*TASK TO COMPLETE:* Of the lines below, report only those that contain "Craft".

*RECORDS FOR THE EXERCISE:*
+++
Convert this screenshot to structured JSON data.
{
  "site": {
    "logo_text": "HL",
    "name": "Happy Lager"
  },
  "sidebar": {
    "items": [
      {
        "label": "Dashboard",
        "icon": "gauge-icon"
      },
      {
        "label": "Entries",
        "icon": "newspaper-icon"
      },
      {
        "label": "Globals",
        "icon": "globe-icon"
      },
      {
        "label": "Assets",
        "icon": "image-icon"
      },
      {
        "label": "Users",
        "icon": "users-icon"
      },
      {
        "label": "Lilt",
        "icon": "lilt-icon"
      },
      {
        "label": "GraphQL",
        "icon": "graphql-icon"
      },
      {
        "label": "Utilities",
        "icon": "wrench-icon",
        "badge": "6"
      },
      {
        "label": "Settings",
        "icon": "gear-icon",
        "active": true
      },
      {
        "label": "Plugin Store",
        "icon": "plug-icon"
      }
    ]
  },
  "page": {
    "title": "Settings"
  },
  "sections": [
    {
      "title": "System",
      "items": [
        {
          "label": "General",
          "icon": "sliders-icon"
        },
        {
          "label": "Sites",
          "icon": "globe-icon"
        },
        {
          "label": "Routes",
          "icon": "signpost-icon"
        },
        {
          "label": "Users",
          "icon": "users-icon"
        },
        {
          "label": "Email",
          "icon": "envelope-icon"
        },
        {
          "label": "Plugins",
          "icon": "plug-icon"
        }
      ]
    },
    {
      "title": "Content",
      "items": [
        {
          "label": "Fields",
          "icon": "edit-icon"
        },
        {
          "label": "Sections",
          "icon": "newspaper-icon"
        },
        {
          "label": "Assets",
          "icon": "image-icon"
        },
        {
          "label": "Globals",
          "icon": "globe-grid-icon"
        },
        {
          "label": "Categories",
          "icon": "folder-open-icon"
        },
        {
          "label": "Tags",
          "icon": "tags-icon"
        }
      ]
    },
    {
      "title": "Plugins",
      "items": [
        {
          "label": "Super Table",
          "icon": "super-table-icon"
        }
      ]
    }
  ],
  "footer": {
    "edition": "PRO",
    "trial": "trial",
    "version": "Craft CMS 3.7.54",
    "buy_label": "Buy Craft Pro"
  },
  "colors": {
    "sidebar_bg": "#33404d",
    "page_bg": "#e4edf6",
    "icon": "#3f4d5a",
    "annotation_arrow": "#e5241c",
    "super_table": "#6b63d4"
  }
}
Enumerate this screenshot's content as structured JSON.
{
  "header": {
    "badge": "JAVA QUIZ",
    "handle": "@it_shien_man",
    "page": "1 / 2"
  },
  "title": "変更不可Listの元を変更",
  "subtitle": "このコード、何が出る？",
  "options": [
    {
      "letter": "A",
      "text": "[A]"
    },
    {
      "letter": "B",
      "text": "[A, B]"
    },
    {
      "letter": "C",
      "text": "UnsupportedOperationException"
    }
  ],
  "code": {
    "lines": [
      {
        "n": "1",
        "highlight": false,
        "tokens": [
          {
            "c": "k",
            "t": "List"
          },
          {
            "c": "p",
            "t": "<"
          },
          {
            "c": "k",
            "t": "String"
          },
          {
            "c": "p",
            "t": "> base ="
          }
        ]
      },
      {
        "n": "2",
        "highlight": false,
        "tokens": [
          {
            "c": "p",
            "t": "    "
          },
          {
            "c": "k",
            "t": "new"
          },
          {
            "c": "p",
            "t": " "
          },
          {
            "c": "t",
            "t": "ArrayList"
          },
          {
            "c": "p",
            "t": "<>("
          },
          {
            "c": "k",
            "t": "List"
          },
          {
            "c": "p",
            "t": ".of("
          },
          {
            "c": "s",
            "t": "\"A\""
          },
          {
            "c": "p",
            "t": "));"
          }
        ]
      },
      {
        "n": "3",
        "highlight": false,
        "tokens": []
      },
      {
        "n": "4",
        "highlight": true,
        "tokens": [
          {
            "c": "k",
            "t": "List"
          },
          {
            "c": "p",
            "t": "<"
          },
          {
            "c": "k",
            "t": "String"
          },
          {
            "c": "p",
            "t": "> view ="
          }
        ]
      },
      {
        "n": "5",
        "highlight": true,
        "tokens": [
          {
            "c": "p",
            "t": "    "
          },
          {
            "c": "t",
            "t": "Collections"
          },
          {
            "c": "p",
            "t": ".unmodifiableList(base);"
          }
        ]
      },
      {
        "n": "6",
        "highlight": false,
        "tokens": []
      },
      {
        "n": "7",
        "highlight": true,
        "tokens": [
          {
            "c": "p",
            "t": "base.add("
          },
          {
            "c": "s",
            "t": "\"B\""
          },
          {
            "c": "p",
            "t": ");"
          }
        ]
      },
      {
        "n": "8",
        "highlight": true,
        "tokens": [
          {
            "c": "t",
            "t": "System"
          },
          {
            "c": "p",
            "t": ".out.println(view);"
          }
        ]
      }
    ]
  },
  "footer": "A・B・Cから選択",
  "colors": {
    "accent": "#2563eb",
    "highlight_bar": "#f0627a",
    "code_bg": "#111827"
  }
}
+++
*WRITTEN SOLUTION:*
    "version": "Craft CMS 3.7.54",
    "buy_label": "Buy Craft Pro"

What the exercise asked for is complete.